**Work task:**
Exact copies of all the records below should be returned.

**Data records:**
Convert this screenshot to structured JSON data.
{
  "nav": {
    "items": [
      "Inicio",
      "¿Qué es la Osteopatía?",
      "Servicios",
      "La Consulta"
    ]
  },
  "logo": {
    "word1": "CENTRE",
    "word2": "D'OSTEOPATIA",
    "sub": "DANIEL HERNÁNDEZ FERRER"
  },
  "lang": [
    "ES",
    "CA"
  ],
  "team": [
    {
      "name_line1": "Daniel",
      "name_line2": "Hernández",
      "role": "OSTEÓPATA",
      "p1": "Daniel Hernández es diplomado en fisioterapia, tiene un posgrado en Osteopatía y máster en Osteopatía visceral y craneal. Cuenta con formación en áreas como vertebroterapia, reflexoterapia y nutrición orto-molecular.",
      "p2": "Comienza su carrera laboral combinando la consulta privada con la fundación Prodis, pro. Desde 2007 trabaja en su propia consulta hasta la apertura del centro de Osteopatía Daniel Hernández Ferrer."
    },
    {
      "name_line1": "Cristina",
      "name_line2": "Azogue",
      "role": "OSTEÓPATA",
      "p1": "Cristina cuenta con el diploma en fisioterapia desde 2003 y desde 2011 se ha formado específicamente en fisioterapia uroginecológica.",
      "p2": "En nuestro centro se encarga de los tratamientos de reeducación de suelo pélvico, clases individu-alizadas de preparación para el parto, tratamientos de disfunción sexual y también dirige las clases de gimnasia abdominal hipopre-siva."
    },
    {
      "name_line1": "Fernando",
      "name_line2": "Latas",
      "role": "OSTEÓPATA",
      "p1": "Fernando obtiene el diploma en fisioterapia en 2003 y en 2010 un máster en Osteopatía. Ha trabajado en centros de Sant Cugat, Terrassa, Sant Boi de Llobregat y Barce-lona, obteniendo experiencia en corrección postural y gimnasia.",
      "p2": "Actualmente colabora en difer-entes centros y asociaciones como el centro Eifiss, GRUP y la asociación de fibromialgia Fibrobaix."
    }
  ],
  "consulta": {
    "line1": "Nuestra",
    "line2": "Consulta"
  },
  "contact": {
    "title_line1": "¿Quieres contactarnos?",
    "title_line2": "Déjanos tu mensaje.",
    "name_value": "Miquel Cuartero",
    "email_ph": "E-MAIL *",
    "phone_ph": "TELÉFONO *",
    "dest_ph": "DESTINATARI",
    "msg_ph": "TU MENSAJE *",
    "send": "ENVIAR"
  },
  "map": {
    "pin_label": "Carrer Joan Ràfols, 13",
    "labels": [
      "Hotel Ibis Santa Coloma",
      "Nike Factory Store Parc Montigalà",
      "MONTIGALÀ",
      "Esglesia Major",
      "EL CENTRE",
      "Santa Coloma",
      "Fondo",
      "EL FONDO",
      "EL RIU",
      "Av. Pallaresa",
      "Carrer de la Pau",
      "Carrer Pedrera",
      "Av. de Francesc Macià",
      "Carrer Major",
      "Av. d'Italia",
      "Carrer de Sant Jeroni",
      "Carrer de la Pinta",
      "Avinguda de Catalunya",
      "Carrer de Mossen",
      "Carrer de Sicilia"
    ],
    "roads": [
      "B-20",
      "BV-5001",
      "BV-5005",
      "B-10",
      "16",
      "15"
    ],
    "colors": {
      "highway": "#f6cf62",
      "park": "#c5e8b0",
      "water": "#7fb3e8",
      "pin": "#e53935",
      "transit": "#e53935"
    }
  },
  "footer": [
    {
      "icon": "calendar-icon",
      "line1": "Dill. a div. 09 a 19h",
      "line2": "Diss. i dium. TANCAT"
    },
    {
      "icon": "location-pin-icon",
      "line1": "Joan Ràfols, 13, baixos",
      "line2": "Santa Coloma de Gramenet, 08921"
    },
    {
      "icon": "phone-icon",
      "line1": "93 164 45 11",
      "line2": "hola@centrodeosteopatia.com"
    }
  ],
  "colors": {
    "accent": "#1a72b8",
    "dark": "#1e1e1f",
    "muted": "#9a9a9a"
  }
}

**Answer to this exercise:**
Convert this screenshot to structured JSON data.
{
  "nav": {
    "items": [
      "Inicio",
      "¿Qué es la Osteopatía?",
      "Servicios",
      "La Consulta"
    ]
  },
  "logo": {
    "word1": "CENTRE",
    "word2": "D'OSTEOPATIA",
    "sub": "DANIEL HERNÁNDEZ FERRER"
  },
  "lang": [
    "ES",
    "CA"
  ],
  "team": [
    {
      "name_line1": "Daniel",
      "name_line2": "Hernández",
      "role": "OSTEÓPATA",
      "p1": "Daniel Hernández es diplomado en fisioterapia, tiene un posgrado en Osteopatía y máster en Osteopatía visceral y craneal. Cuenta con formación en áreas como vertebroterapia, reflexoterapia y nutrición orto-molecular.",
      "p2": "Comienza su carrera laboral combinando la consulta privada con la fundación Prodis, pro. Desde 2007 trabaja en su propia consulta hasta la apertura del centro de Osteopatía Daniel Hernández Ferrer."
    },
    {
      "name_line1": "Cristina",
      "name_line2": "Azogue",
      "role": "OSTEÓPATA",
      "p1": "Cristina cuenta con el diploma en fisioterapia desde 2003 y desde 2011 se ha formado específicamente en fisioterapia uroginecológica.",
      "p2": "En nuestro centro se encarga de los tratamientos de reeducación de suelo pélvico, clases individu-alizadas de preparación para el parto, tratamientos de disfunción sexual y también dirige las clases de gimnasia abdominal hipopre-siva."
    },
    {
      "name_line1": "Fernando",
      "name_line2": "Latas",
      "role": "OSTEÓPATA",
      "p1": "Fernando obtiene el diploma en fisioterapia en 2003 y en 2010 un máster en Osteopatía. Ha trabajado en centros de Sant Cugat, Terrassa, Sant Boi de Llobregat y Barce-lona, obteniendo experiencia en corrección postural y gimnasia.",
      "p2": "Actualmente colabora en difer-entes centros y asociaciones como el centro Eifiss, GRUP y la asociación de fibromialgia Fibrobaix."
    }
  ],
  "consulta": {
    "line1": "Nuestra",
    "line2": "Consulta"
  },
  "contact": {
    "title_line1": "¿Quieres contactarnos?",
    "title_line2": "Déjanos tu mensaje.",
    "name_value": "Miquel Cuartero",
    "email_ph": "E-MAIL *",
    "phone_ph": "TELÉFONO *",
    "dest_ph": "DESTINATARI",
    "msg_ph": "TU MENSAJE *",
    "send": "ENVIAR"
  },
  "map": {
    "pin_label": "Carrer Joan Ràfols, 13",
    "labels": [
      "Hotel Ibis Santa Coloma",
      "Nike Factory Store Parc Montigalà",
      "MONTIGALÀ",
      "Esglesia Major",
      "EL CENTRE",
      "Santa Coloma",
      "Fondo",
      "EL FONDO",
      "EL RIU",
      "Av. Pallaresa",
      "Carrer de la Pau",
      "Carrer Pedrera",
      "Av. de Francesc Macià",
      "Carrer Major",
      "Av. d'Italia",
      "Carrer de Sant Jeroni",
      "Carrer de la Pinta",
      "Avinguda de Catalunya",
      "Carrer de Mossen",
      "Carrer de Sicilia"
    ],
    "roads": [
      "B-20",
      "BV-5001",
      "BV-5005",
      "B-10",
      "16",
      "15"
    ],
    "colors": {
      "highway": "#f6cf62",
      "park": "#c5e8b0",
      "water": "#7fb3e8",
      "pin": "#e53935",
      "transit": "#e53935"
    }
  },
  "footer": [
    {
      "icon": "calendar-icon",
      "line1": "Dill. a div. 09 a 19h",
      "line2": "Diss. i dium. TANCAT"
    },
    {
      "icon": "location-pin-icon",
      "line1": "Joan Ràfols, 13, baixos",
      "line2": "Santa Coloma de Gramenet, 08921"
    },
    {
      "icon": "phone-icon",
      "line1": "93 164 45 11",
      "line2": "hola@centrodeosteopatia.com"
    }
  ],
  "colors": {
    "accent": "#1a72b8",
    "dark": "#1e1e1f",
    "muted": "#9a9a9a"
  }
}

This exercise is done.